    Would whip again!

  7. derbefrier says:

    The best racer of the year is obciously Forza Horizons 2 but this looks like a close second.

    • Fumarole says:

      Looks like Forza got whipped in this race.

    • Premium User Badge

      Grizzly says:

      My personal favorite would be The Game of Stock Car EXQUISITE but that was actually a free update. to a game released last year, so… hmm.

    • Perjoss says:

      I played some Forza Horizon 2, its a very pretty game but I had a real problem with the layout of the roads, the bends and turns are just strange, its like the whole game world is constructed from sections of race tracks and doesnt feel like a convincing environment at all. 90% of the map is made up of long sweeping wide bends, its like the devs dont trust people to use their brakes.

    • Wowbagger says:

      The best racing game this year and every year before that, is Gran Turismo 2 and I will brook no argument about it.

  8. ResonanceCascade says:

    Had it been released on PC, the Halo: Master Chief Collection surely would be given a Lifetime Achievement Award, since it will take a lifetime to get all the achievements.

    • A Gentleman and a Taffer says:

      Relevant

      • ResonanceCascade says:

        Wrong tab.
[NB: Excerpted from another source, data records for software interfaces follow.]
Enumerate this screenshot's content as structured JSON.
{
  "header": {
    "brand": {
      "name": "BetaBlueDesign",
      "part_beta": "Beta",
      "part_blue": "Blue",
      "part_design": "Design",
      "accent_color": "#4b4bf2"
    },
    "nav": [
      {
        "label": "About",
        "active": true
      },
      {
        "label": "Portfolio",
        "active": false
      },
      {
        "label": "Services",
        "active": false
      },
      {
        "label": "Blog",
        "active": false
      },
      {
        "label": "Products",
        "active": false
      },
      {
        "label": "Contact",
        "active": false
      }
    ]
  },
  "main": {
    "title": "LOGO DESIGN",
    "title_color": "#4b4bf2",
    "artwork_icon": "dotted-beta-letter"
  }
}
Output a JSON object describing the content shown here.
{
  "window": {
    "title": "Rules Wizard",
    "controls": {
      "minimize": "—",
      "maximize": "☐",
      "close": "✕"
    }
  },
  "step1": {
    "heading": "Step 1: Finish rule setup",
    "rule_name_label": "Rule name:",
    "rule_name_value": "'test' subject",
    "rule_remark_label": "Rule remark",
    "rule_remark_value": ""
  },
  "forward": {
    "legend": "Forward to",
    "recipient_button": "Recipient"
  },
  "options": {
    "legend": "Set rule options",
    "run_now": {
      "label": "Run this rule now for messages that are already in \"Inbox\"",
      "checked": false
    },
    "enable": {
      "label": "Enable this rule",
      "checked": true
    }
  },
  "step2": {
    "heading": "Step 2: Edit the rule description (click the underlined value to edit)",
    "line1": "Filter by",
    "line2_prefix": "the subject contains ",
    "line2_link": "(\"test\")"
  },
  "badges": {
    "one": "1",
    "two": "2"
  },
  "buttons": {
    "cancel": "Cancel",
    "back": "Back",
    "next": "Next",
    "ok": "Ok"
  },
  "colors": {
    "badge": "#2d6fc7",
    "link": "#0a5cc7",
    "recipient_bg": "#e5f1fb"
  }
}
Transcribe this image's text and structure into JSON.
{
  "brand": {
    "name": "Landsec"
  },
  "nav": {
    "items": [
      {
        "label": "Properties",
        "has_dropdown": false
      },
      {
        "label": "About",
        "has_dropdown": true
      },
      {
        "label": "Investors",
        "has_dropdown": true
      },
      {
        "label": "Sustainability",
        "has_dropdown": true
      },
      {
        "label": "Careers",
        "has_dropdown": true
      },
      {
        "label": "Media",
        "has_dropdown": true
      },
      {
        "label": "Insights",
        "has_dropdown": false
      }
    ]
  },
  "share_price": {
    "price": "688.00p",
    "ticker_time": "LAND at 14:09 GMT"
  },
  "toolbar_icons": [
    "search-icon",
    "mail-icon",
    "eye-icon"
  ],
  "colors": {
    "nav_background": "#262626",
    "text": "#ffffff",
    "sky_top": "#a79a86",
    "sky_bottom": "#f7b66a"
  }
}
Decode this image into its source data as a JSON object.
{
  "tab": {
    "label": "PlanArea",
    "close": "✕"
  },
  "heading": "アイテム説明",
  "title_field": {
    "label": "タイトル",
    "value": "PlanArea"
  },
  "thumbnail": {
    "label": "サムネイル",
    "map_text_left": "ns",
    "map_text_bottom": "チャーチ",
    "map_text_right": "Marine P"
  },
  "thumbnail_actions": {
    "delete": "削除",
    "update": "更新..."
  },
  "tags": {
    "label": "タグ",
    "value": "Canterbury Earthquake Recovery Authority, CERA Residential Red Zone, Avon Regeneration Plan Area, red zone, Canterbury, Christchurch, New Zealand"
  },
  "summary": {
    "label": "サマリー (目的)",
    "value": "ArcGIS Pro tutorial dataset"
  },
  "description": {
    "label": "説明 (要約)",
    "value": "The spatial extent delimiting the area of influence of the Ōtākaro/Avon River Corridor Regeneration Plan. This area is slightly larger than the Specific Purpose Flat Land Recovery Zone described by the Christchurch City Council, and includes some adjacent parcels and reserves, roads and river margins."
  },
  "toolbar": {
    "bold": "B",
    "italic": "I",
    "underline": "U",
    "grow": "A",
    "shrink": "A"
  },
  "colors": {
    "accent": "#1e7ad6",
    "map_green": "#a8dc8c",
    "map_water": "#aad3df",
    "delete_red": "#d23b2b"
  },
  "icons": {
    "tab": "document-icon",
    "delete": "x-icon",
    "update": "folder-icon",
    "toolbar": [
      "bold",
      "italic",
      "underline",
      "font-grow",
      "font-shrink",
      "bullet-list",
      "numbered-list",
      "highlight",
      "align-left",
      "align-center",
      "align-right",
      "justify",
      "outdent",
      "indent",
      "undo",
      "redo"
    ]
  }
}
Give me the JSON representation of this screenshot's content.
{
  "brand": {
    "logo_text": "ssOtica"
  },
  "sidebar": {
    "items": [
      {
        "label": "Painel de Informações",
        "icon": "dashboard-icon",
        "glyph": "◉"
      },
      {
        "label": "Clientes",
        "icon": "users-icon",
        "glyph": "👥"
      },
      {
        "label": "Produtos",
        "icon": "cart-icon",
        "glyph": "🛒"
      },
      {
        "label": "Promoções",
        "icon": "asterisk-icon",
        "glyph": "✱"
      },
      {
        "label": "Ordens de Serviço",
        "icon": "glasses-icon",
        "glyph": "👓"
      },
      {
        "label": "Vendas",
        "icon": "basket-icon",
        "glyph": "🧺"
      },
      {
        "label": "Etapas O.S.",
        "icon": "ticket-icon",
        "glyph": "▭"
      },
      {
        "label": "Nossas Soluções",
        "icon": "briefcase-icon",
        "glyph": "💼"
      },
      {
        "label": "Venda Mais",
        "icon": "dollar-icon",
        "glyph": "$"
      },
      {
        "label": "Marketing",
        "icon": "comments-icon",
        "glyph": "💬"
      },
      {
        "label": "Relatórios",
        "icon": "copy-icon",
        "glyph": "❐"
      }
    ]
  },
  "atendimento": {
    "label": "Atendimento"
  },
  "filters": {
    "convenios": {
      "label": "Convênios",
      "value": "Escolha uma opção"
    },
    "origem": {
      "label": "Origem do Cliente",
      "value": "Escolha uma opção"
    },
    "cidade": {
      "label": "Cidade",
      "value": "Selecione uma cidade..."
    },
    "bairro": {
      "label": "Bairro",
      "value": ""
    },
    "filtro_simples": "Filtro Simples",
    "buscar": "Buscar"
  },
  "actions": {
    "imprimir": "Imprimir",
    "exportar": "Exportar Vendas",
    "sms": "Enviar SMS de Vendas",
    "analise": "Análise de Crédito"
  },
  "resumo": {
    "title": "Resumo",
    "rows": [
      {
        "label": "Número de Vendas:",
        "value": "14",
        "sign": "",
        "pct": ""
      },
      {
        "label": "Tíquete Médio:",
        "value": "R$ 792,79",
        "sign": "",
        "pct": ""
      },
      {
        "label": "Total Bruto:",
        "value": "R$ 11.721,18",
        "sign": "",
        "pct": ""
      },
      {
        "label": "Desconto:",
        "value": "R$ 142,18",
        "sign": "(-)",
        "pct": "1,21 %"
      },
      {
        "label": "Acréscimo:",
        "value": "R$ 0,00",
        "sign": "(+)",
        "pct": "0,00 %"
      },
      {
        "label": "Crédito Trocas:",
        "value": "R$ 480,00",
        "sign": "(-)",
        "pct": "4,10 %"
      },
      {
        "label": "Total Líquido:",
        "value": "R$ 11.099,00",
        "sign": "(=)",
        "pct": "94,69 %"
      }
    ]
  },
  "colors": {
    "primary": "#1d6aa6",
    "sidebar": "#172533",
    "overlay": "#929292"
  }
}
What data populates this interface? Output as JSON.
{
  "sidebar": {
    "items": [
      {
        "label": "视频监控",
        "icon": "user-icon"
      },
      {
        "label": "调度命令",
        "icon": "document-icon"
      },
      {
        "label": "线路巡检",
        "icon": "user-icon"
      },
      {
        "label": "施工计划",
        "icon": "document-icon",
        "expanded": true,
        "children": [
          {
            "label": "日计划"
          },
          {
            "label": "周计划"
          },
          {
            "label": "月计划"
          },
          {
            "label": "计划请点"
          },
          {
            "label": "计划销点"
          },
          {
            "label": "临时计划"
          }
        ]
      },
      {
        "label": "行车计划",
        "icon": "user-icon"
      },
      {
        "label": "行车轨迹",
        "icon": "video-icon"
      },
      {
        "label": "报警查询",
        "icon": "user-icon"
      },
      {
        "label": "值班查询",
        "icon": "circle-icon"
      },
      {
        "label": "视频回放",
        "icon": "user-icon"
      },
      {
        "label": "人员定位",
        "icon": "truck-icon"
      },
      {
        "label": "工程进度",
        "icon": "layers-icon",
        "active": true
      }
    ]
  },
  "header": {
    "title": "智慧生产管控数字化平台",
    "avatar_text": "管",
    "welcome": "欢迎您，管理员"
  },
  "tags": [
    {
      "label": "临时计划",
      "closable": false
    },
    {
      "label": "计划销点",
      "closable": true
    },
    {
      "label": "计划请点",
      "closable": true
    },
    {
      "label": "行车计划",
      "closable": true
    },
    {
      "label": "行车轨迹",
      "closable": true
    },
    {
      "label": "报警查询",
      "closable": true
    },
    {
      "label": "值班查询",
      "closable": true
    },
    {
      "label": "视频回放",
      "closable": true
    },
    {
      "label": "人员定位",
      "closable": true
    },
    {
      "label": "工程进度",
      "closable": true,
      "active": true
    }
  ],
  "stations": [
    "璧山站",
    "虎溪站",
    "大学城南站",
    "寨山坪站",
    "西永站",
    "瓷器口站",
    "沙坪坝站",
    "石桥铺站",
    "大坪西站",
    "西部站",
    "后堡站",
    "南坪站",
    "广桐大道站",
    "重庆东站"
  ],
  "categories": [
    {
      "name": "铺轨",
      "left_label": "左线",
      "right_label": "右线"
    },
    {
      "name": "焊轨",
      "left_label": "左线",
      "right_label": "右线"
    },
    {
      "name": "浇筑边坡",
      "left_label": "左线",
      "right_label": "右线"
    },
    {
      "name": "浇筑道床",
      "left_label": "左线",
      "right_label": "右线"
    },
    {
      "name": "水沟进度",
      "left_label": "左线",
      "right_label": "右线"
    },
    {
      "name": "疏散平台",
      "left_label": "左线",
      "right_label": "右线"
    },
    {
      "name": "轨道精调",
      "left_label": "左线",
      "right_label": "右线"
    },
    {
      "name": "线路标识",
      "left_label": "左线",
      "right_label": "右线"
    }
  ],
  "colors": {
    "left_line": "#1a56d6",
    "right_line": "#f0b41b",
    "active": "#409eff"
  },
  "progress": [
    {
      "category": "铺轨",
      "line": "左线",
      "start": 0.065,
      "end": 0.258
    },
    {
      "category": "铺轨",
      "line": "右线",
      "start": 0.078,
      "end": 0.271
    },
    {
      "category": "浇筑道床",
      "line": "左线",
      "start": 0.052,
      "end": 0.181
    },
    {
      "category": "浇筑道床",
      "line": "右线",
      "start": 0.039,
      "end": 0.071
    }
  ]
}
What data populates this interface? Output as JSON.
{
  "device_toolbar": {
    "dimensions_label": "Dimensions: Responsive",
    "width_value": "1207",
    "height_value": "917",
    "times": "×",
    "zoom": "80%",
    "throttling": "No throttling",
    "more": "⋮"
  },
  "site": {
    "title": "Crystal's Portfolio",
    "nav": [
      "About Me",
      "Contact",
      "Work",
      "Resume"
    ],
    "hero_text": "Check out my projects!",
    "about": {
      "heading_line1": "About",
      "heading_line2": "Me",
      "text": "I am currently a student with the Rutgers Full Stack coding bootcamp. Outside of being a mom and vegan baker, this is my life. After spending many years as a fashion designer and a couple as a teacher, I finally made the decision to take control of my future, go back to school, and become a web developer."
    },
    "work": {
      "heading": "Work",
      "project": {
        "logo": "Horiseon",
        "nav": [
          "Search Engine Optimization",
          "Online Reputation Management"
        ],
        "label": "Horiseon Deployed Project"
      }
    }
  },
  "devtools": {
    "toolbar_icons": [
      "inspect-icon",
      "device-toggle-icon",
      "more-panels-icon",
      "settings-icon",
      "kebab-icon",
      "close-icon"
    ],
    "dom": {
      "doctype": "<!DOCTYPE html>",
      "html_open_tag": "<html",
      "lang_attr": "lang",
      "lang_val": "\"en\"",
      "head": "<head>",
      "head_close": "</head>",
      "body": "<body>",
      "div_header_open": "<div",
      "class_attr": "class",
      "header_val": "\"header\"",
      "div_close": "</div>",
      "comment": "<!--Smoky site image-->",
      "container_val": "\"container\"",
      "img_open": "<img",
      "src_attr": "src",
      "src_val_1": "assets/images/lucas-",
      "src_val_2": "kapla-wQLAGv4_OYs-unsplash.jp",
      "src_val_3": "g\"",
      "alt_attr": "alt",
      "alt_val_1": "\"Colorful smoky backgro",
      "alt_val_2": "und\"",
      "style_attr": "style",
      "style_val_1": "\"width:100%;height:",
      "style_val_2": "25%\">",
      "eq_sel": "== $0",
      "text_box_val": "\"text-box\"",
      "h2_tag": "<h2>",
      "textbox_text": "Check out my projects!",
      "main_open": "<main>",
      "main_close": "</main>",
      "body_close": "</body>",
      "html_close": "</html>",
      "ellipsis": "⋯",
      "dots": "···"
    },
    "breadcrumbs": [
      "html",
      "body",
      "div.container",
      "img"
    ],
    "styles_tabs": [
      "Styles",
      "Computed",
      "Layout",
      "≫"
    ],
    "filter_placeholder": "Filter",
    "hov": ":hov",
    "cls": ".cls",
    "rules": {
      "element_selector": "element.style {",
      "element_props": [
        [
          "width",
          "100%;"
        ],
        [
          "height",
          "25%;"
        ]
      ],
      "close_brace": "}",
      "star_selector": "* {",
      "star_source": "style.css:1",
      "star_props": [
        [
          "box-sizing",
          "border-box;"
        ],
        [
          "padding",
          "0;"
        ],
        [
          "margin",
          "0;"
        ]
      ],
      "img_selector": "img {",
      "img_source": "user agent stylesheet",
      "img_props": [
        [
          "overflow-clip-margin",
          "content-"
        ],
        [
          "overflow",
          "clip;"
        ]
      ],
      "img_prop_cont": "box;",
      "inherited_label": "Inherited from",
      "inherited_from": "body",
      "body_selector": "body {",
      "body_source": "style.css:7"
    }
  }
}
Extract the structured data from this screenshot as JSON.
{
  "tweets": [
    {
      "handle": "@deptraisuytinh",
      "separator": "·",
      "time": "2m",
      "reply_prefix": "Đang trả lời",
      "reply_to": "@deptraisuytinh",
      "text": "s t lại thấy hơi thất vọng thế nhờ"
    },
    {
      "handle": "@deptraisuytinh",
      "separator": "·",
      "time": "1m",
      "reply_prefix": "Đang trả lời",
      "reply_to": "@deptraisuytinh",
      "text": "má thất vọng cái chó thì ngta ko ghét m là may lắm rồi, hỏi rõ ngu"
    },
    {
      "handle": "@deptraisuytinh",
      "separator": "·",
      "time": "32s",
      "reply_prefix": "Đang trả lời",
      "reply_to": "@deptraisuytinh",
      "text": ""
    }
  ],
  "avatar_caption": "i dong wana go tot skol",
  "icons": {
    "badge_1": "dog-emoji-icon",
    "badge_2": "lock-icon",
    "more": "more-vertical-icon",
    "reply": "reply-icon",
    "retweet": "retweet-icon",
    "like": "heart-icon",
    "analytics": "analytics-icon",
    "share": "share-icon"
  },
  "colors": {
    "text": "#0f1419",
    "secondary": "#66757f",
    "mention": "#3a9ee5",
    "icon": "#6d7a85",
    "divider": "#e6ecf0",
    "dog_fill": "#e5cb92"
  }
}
So very, very sorry.

        Someday RPS will cease booting me back out to the main page when I log in, and such embarrassing social blunders will be a thing of the past.

  9. Gothnak says:

    Great game, now can the creator do a version of Car Wars the board game, so i don’t need to decipher the rules anymore?

  10. racccoon says:

    lol this looks hysterical.

  11. malkav11 says:

    I still really need to buy this. Argh. So many games, so little time.

  12. kdz says:

    Thank you for those short articles, RPS. They’re sure going to help me survive the last three weeks of school before Christmas and keep my sanity while doing it!

    Also, after Qvadriga got the title of Best Racing, I wonder what surprises await?

  13. JB says:

    My goodness, “tracktical” is such a lovely and accurate way to describe the action in Qvadriga. Horace bless you, Mr Adam.

  14. Chris says:

    Outstanding game!

    If only they would add multiplayer.

  15. Wowbagger says:

    How the hell do you pronounce Qvadriga any way? Silent q or q-vad-ri-ga or qvad-rig-a or swarfega?

  16. cptgone says:

    the new format is a big improvement – although i’ll miss the tearing open of orifices in search for loot, and the implicit references to the god of death and suffering that advent calendars offer.

  17. plugmonkey says:

    Completely hooked. I just converted a first podium finish into a first win by flipping my cart coming out of the final turn, and then overhauling the leader on the line by virtue of the surprise sudden improvement in power-to-weight ratio.

    It was an epic hero-to-zero-to-hero reversal. Crazy mothercrusher even did a victory lap.